[ACTION ITEM]
The answer must repeat every record exactly, with all pictures omitted.

[SOURCE MATERIAL]
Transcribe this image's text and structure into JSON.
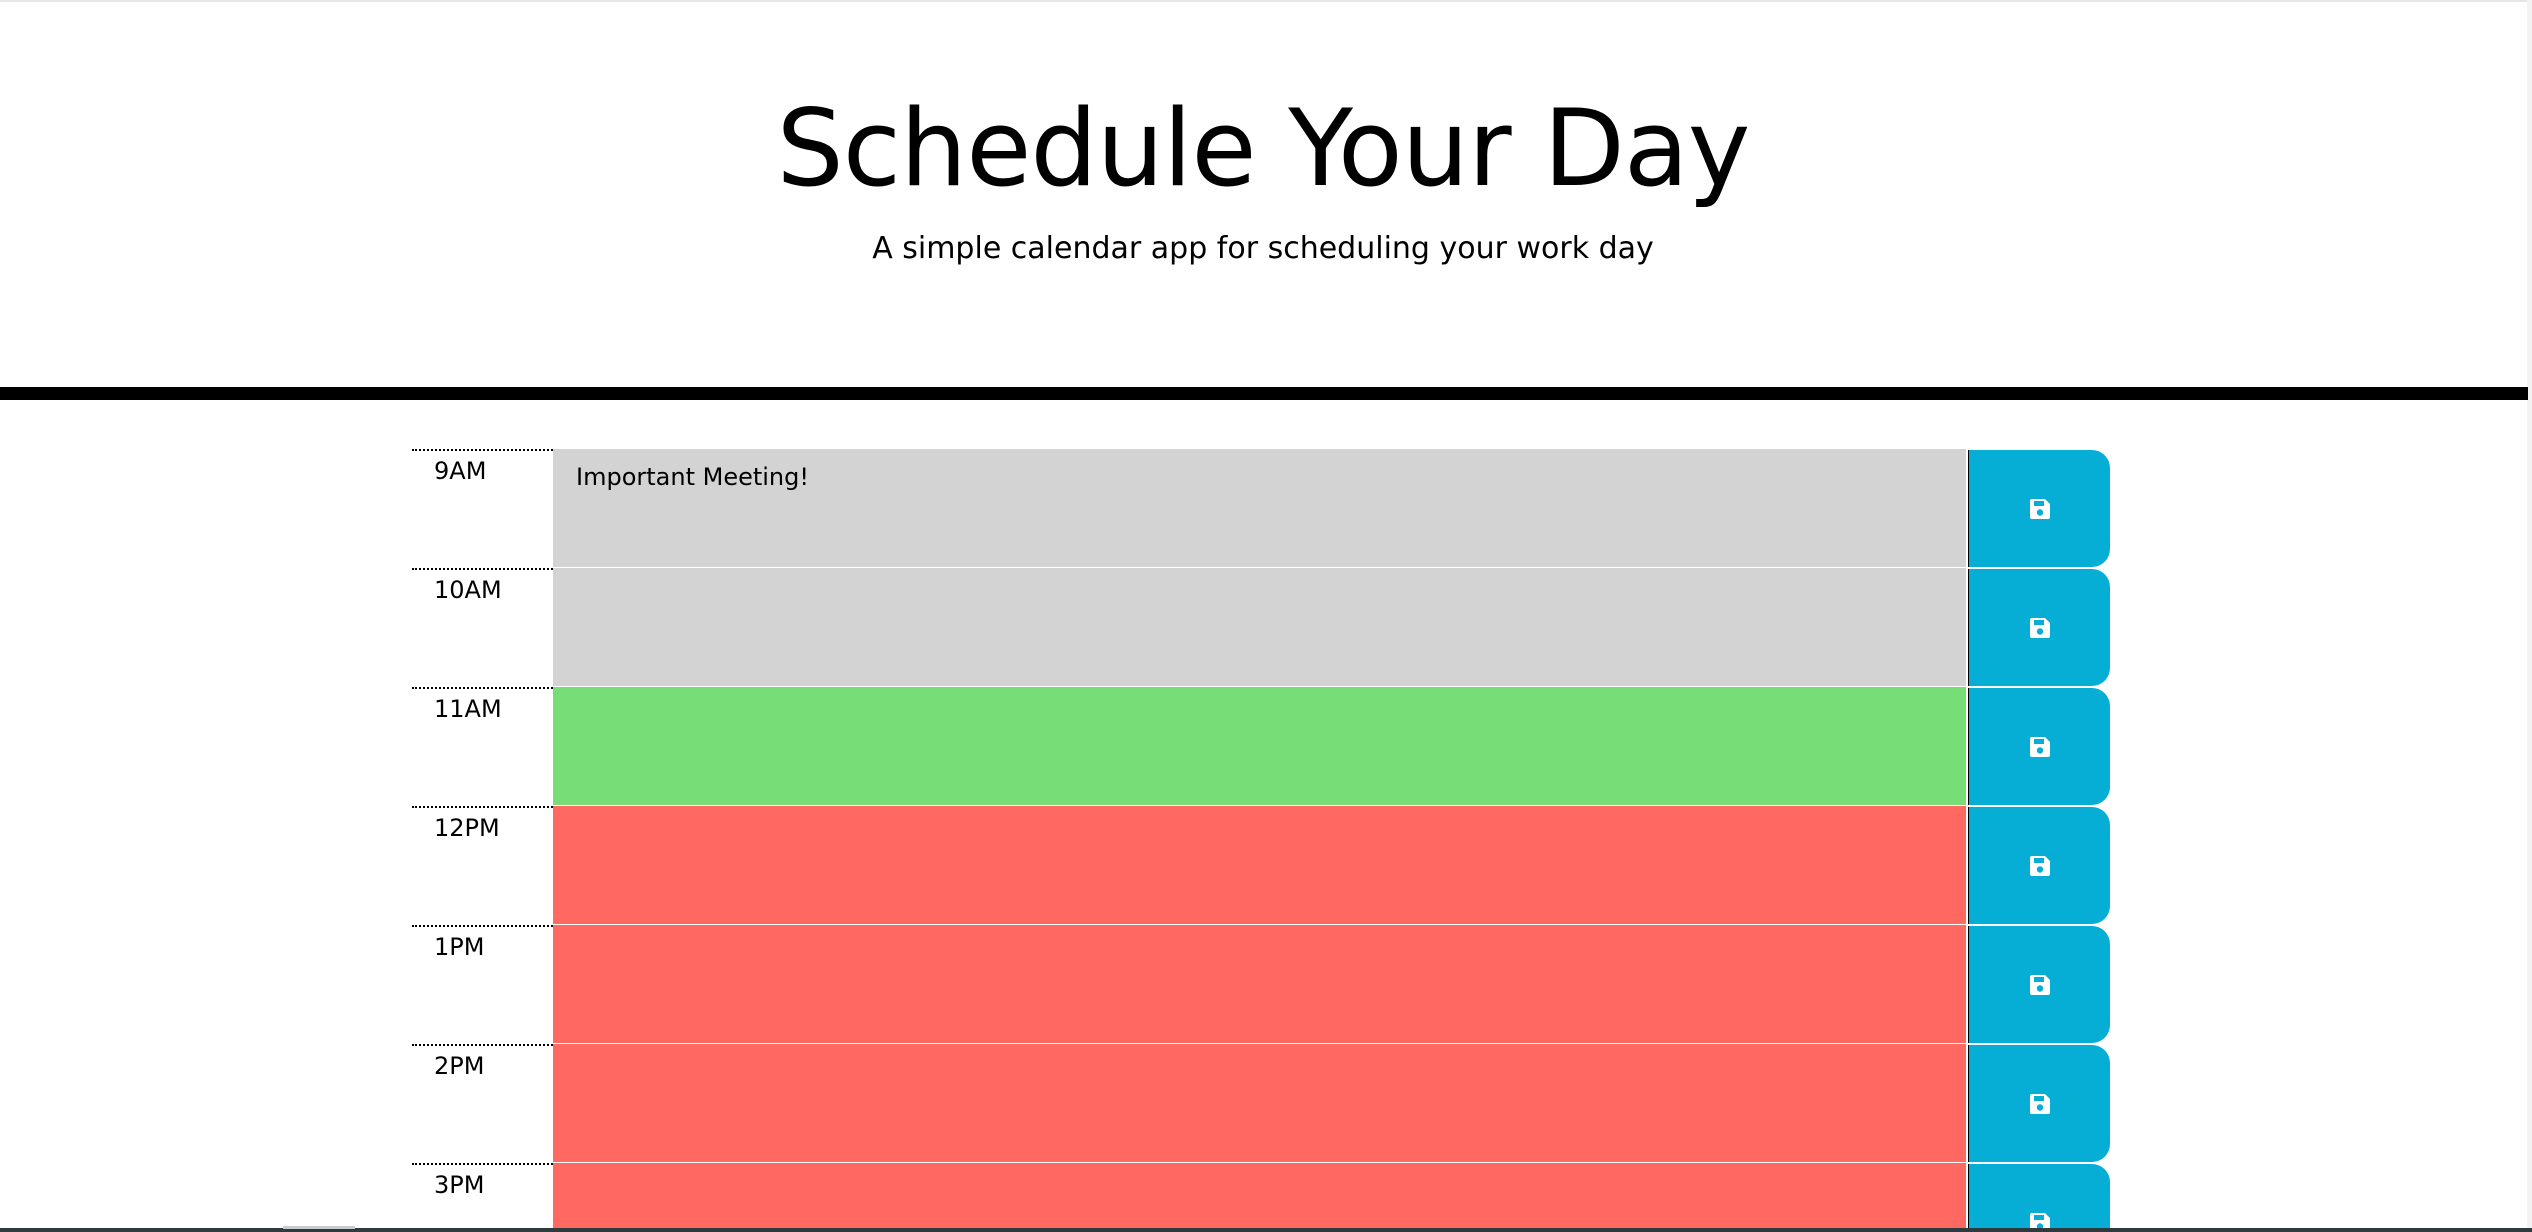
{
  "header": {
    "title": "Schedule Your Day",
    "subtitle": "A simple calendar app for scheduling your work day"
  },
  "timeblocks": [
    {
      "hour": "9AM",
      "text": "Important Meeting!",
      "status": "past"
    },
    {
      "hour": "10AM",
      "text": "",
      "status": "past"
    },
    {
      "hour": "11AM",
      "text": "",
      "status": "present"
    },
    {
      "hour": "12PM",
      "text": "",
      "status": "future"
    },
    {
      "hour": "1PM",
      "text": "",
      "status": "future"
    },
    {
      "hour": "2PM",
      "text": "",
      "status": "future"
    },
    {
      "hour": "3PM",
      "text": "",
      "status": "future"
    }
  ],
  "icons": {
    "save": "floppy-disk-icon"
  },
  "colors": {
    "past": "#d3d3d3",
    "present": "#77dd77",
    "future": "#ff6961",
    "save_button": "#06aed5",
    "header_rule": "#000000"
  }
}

[SOLVED PROBLEM]
Transcribe this image's text and structure into JSON.
{
  "header": {
    "title": "Schedule Your Day",
    "subtitle": "A simple calendar app for scheduling your work day"
  },
  "timeblocks": [
    {
      "hour": "9AM",
      "text": "Important Meeting!",
      "status": "past"
    },
    {
      "hour": "10AM",
      "text": "",
      "status": "past"
    },
    {
      "hour": "11AM",
      "text": "",
      "status": "present"
    },
    {
      "hour": "12PM",
      "text": "",
      "status": "future"
    },
    {
      "hour": "1PM",
      "text": "",
      "status": "future"
    },
    {
      "hour": "2PM",
      "text": "",
      "status": "future"
    },
    {
      "hour": "3PM",
      "text": "",
      "status": "future"
    }
  ],
  "icons": {
    "save": "floppy-disk-icon"
  },
  "colors": {
    "past": "#d3d3d3",
    "present": "#77dd77",
    "future": "#ff6961",
    "save_button": "#06aed5",
    "header_rule": "#000000"
  }
}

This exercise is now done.